Collected data:
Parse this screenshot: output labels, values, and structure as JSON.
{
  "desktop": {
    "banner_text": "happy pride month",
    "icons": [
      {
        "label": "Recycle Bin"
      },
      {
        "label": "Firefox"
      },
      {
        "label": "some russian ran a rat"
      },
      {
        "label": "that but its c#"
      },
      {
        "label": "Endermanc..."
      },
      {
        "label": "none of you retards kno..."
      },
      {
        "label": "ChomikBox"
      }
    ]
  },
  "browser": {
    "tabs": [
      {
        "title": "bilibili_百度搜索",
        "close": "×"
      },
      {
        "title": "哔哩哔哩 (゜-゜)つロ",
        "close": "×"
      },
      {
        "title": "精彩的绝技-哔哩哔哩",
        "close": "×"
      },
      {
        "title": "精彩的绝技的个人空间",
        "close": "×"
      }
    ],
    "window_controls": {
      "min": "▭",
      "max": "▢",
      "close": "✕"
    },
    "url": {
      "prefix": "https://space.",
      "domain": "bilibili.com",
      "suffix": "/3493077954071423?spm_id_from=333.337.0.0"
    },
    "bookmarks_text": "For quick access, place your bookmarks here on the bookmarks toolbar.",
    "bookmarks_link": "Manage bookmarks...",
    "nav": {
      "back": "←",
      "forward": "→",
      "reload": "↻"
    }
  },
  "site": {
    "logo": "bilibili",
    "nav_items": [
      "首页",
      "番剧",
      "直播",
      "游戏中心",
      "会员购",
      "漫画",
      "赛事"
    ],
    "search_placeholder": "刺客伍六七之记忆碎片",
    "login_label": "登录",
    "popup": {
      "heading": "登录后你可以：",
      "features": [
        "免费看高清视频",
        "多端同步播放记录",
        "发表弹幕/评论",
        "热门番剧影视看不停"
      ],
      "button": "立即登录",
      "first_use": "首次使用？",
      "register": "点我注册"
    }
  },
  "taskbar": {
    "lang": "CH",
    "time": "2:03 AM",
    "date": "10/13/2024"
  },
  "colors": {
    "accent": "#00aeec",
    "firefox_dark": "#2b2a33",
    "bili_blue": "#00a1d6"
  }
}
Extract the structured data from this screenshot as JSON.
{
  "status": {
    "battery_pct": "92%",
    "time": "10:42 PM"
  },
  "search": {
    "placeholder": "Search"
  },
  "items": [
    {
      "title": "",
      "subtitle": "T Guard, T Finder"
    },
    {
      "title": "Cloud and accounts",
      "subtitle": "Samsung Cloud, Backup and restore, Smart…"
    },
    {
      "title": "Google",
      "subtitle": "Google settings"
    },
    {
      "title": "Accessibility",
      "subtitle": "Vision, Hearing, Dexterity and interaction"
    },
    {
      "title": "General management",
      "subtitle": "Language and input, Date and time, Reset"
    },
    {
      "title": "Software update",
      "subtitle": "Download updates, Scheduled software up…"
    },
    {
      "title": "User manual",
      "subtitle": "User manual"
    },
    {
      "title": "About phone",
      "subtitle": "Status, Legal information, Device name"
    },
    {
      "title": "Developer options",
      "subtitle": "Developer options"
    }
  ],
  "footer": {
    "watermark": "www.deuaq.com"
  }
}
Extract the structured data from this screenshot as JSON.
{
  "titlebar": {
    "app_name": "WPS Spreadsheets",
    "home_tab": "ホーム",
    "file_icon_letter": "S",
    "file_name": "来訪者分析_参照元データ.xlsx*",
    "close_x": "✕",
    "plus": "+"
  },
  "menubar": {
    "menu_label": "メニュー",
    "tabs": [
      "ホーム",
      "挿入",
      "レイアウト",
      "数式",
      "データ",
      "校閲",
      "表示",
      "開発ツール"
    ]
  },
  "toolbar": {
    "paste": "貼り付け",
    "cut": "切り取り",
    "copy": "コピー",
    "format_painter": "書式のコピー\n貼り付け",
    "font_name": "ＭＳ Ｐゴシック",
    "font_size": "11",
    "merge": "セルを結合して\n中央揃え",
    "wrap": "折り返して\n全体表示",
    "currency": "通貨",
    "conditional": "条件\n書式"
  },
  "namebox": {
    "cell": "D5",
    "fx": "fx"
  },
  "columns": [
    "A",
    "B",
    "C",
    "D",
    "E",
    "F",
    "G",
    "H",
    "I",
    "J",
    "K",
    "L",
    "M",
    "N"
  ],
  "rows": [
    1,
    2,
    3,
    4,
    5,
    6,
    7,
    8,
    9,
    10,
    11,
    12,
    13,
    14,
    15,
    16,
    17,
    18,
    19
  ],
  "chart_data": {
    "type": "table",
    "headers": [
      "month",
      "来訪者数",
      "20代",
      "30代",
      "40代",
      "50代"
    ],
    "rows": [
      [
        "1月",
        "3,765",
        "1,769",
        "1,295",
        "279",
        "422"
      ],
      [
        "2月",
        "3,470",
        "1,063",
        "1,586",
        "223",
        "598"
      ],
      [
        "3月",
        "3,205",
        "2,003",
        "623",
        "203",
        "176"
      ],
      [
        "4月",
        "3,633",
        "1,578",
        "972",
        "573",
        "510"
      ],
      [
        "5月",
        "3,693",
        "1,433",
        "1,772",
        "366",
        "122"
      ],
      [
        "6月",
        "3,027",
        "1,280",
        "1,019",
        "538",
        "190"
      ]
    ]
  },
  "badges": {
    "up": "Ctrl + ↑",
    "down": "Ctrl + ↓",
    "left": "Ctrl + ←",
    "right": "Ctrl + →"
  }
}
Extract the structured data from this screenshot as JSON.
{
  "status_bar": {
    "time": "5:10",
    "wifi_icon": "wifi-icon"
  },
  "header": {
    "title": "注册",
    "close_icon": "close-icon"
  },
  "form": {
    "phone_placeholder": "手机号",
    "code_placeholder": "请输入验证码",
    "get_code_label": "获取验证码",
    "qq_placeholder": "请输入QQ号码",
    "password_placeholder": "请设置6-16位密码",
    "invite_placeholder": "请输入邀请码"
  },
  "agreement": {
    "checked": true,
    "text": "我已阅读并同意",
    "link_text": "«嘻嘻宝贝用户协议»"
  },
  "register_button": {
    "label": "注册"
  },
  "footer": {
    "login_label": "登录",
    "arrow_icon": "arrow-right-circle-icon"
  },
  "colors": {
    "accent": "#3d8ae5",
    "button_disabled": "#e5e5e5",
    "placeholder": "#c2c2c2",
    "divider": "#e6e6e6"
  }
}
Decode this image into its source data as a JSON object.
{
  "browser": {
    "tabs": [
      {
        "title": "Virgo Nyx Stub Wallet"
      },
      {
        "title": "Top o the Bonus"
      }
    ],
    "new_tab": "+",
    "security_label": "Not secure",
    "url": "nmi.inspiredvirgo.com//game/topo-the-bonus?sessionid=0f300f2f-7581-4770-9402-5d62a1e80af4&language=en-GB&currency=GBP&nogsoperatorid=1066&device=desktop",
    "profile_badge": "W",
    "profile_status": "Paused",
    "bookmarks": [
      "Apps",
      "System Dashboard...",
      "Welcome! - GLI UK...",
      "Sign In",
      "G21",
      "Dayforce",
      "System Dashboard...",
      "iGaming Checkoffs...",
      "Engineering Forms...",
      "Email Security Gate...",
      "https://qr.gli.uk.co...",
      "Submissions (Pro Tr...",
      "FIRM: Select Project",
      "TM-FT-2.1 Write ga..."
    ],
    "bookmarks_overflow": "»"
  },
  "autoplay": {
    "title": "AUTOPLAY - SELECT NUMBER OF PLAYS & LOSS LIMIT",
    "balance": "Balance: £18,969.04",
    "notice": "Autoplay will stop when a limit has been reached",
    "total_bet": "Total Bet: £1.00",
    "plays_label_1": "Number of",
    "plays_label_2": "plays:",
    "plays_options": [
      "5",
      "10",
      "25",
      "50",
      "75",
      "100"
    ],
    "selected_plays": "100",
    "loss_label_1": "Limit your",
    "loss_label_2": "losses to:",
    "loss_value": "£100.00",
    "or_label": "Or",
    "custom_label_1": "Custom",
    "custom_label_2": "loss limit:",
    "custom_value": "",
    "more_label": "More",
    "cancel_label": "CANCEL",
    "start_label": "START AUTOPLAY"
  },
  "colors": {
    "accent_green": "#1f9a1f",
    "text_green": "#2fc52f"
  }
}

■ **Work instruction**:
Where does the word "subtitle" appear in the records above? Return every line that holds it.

■ **Solution to this exercise**:
      "subtitle": "T Guard, T Finder"
      "subtitle": "Samsung Cloud, Backup and restore, Smart…"
      "subtitle": "Google settings"
      "subtitle": "Vision, Hearing, Dexterity and interaction"
      "subtitle": "Language and input, Date and time, Reset"
      "subtitle": "Download updates, Scheduled software up…"
      "subtitle": "User manual"
      "subtitle": "Status, Legal information, Device name"
      "subtitle": "Developer options"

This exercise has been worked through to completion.